[Website and app data records]
::::
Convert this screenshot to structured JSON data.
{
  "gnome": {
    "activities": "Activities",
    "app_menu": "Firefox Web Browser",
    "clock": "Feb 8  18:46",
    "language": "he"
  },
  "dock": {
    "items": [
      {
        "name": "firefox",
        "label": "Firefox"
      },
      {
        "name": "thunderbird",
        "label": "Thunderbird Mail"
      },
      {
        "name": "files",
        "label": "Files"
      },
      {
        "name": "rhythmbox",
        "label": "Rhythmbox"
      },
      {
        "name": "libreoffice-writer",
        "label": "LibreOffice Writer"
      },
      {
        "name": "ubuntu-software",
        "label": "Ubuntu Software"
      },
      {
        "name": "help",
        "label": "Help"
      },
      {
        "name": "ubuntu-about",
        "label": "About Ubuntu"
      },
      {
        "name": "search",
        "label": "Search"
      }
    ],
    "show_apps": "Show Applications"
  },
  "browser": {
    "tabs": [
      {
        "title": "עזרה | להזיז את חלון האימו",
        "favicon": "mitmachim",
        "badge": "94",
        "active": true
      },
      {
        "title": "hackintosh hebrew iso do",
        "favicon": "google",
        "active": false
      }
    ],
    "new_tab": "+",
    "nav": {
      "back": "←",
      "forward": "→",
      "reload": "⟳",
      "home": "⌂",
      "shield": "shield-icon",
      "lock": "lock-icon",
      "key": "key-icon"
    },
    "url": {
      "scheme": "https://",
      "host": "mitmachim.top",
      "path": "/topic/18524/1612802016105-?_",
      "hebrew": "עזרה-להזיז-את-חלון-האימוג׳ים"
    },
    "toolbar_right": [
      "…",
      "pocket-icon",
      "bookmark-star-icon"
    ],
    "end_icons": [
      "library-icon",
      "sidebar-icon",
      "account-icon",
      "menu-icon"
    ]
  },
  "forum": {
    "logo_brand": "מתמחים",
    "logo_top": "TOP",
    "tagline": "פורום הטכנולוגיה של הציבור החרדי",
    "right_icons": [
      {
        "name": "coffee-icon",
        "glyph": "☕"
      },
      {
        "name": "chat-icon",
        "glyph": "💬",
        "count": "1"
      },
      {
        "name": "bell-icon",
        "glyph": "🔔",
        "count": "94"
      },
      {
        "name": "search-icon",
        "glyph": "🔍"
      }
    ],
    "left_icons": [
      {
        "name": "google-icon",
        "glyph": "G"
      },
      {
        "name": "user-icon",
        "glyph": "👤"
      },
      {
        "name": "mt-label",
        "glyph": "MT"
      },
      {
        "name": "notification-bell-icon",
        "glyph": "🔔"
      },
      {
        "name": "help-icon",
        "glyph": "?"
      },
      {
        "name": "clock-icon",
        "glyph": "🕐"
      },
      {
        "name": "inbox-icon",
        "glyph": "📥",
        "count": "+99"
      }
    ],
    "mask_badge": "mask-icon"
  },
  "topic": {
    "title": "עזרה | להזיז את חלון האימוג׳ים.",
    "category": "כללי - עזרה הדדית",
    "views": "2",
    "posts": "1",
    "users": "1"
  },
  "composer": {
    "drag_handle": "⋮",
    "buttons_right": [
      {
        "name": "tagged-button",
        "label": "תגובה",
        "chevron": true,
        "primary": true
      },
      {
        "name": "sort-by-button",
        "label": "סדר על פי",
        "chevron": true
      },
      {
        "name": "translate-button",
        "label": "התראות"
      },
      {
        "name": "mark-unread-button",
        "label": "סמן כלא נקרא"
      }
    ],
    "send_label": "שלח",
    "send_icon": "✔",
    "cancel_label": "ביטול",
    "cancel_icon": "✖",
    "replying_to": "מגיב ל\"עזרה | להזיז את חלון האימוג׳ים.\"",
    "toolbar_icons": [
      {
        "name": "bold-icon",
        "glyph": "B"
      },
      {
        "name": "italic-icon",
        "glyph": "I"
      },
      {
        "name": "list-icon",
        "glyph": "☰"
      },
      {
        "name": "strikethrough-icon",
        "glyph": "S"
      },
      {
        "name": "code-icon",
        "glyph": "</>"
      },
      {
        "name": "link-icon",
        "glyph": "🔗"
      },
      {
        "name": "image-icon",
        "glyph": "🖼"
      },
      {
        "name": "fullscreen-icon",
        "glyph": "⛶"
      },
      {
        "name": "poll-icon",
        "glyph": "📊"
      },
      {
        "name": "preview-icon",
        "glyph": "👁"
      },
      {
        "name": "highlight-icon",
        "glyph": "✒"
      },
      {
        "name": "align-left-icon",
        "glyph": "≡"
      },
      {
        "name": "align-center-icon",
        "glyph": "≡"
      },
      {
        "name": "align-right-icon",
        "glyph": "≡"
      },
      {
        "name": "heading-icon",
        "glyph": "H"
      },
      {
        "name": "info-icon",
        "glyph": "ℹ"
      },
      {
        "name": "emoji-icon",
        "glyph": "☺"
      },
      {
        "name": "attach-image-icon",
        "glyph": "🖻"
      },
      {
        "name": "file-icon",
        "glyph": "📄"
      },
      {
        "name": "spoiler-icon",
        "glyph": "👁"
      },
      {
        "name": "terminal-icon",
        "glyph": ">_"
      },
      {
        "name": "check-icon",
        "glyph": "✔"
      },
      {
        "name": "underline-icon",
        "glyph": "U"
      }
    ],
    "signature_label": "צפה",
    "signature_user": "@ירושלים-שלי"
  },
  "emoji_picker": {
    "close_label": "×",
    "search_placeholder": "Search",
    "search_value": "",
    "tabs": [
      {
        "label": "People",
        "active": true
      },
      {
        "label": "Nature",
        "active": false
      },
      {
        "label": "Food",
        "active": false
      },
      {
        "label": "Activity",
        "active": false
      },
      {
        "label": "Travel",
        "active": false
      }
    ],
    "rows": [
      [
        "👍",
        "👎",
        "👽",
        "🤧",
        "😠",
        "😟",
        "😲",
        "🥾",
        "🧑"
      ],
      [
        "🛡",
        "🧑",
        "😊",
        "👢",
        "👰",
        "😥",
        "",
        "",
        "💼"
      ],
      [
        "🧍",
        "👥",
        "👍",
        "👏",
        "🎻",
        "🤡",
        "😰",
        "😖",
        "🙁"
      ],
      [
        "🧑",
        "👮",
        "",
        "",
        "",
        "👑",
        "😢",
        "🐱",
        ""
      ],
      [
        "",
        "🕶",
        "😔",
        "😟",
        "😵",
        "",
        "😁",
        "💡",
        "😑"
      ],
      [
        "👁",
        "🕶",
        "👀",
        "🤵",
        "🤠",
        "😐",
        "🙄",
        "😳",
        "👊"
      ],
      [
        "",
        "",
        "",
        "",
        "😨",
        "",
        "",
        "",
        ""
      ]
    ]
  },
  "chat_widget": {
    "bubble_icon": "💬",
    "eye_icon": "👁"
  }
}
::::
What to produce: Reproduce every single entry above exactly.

Result:
Convert this screenshot to structured JSON data.
{
  "gnome": {
    "activities": "Activities",
    "app_menu": "Firefox Web Browser",
    "clock": "Feb 8  18:46",
    "language": "he"
  },
  "dock": {
    "items": [
      {
        "name": "firefox",
        "label": "Firefox"
      },
      {
        "name": "thunderbird",
        "label": "Thunderbird Mail"
      },
      {
        "name": "files",
        "label": "Files"
      },
      {
        "name": "rhythmbox",
        "label": "Rhythmbox"
      },
      {
        "name": "libreoffice-writer",
        "label": "LibreOffice Writer"
      },
      {
        "name": "ubuntu-software",
        "label": "Ubuntu Software"
      },
      {
        "name": "help",
        "label": "Help"
      },
      {
        "name": "ubuntu-about",
        "label": "About Ubuntu"
      },
      {
        "name": "search",
        "label": "Search"
      }
    ],
    "show_apps": "Show Applications"
  },
  "browser": {
    "tabs": [
      {
        "title": "עזרה | להזיז את חלון האימו",
        "favicon": "mitmachim",
        "badge": "94",
        "active": true
      },
      {
        "title": "hackintosh hebrew iso do",
        "favicon": "google",
        "active": false
      }
    ],
    "new_tab": "+",
    "nav": {
      "back": "←",
      "forward": "→",
      "reload": "⟳",
      "home": "⌂",
      "shield": "shield-icon",
      "lock": "lock-icon",
      "key": "key-icon"
    },
    "url": {
      "scheme": "https://",
      "host": "mitmachim.top",
      "path": "/topic/18524/1612802016105-?_",
      "hebrew": "עזרה-להזיז-את-חלון-האימוג׳ים"
    },
    "toolbar_right": [
      "…",
      "pocket-icon",
      "bookmark-star-icon"
    ],
    "end_icons": [
      "library-icon",
      "sidebar-icon",
      "account-icon",
      "menu-icon"
    ]
  },
  "forum": {
    "logo_brand": "מתמחים",
    "logo_top": "TOP",
    "tagline": "פורום הטכנולוגיה של הציבור החרדי",
    "right_icons": [
      {
        "name": "coffee-icon",
        "glyph": "☕"
      },
      {
        "name": "chat-icon",
        "glyph": "💬",
        "count": "1"
      },
      {
        "name": "bell-icon",
        "glyph": "🔔",
        "count": "94"
      },
      {
        "name": "search-icon",
        "glyph": "🔍"
      }
    ],
    "left_icons": [
      {
        "name": "google-icon",
        "glyph": "G"
      },
      {
        "name": "user-icon",
        "glyph": "👤"
      },
      {
        "name": "mt-label",
        "glyph": "MT"
      },
      {
        "name": "notification-bell-icon",
        "glyph": "🔔"
      },
      {
        "name": "help-icon",
        "glyph": "?"
      },
      {
        "name": "clock-icon",
        "glyph": "🕐"
      },
      {
        "name": "inbox-icon",
        "glyph": "📥",
        "count": "+99"
      }
    ],
    "mask_badge": "mask-icon"
  },
  "topic": {
    "title": "עזרה | להזיז את חלון האימוג׳ים.",
    "category": "כללי - עזרה הדדית",
    "views": "2",
    "posts": "1",
    "users": "1"
  },
  "composer": {
    "drag_handle": "⋮",
    "buttons_right": [
      {
        "name": "tagged-button",
        "label": "תגובה",
        "chevron": true,
        "primary": true
      },
      {
        "name": "sort-by-button",
        "label": "סדר על פי",
        "chevron": true
      },
      {
        "name": "translate-button",
        "label": "התראות"
      },
      {
        "name": "mark-unread-button",
        "label": "סמן כלא נקרא"
      }
    ],
    "send_label": "שלח",
    "send_icon": "✔",
    "cancel_label": "ביטול",
    "cancel_icon": "✖",
    "replying_to": "מגיב ל\"עזרה | להזיז את חלון האימוג׳ים.\"",
    "toolbar_icons": [
      {
        "name": "bold-icon",
        "glyph": "B"
      },
      {
        "name": "italic-icon",
        "glyph": "I"
      },
      {
        "name": "list-icon",
        "glyph": "☰"
      },
      {
        "name": "strikethrough-icon",
        "glyph": "S"
      },
      {
        "name": "code-icon",
        "glyph": "</>"
      },
      {
        "name": "link-icon",
        "glyph": "🔗"
      },
      {
        "name": "image-icon",
        "glyph": "🖼"
      },
      {
        "name": "fullscreen-icon",
        "glyph": "⛶"
      },
      {
        "name": "poll-icon",
        "glyph": "📊"
      },
      {
        "name": "preview-icon",
        "glyph": "👁"
      },
      {
        "name": "highlight-icon",
        "glyph": "✒"
      },
      {
        "name": "align-left-icon",
        "glyph": "≡"
      },
      {
        "name": "align-center-icon",
        "glyph": "≡"
      },
      {
        "name": "align-right-icon",
        "glyph": "≡"
      },
      {
        "name": "heading-icon",
        "glyph": "H"
      },
      {
        "name": "info-icon",
        "glyph": "ℹ"
      },
      {
        "name": "emoji-icon",
        "glyph": "☺"
      },
      {
        "name": "attach-image-icon",
        "glyph": "🖻"
      },
      {
        "name": "file-icon",
        "glyph": "📄"
      },
      {
        "name": "spoiler-icon",
        "glyph": "👁"
      },
      {
        "name": "terminal-icon",
        "glyph": ">_"
      },
      {
        "name": "check-icon",
        "glyph": "✔"
      },
      {
        "name": "underline-icon",
        "glyph": "U"
      }
    ],
    "signature_label": "צפה",
    "signature_user": "@ירושלים-שלי"
  },
  "emoji_picker": {
    "close_label": "×",
    "search_placeholder": "Search",
    "search_value": "",
    "tabs": [
      {
        "label": "People",
        "active": true
      },
      {
        "label": "Nature",
        "active": false
      },
      {
        "label": "Food",
        "active": false
      },
      {
        "label": "Activity",
        "active": false
      },
      {
        "label": "Travel",
        "active": false
      }
    ],
    "rows": [
      [
        "👍",
        "👎",
        "👽",
        "🤧",
        "😠",
        "😟",
        "😲",
        "🥾",
        "🧑"
      ],
      [
        "🛡",
        "🧑",
        "😊",
        "👢",
        "👰",
        "😥",
        "",
        "",
        "💼"
      ],
      [
        "🧍",
        "👥",
        "👍",
        "👏",
        "🎻",
        "🤡",
        "😰",
        "😖",
        "🙁"
      ],
      [
        "🧑",
        "👮",
        "",
        "",
        "",
        "👑",
        "😢",
        "🐱",
        ""
      ],
      [
        "",
        "🕶",
        "😔",
        "😟",
        "😵",
        "",
        "😁",
        "💡",
        "😑"
      ],
      [
        "👁",
        "🕶",
        "👀",
        "🤵",
        "🤠",
        "😐",
        "🙄",
        "😳",
        "👊"
      ],
      [
        "",
        "",
        "",
        "",
        "😨",
        "",
        "",
        "",
        ""
      ]
    ]
  },
  "chat_widget": {
    "bubble_icon": "💬",
    "eye_icon": "👁"
  }
}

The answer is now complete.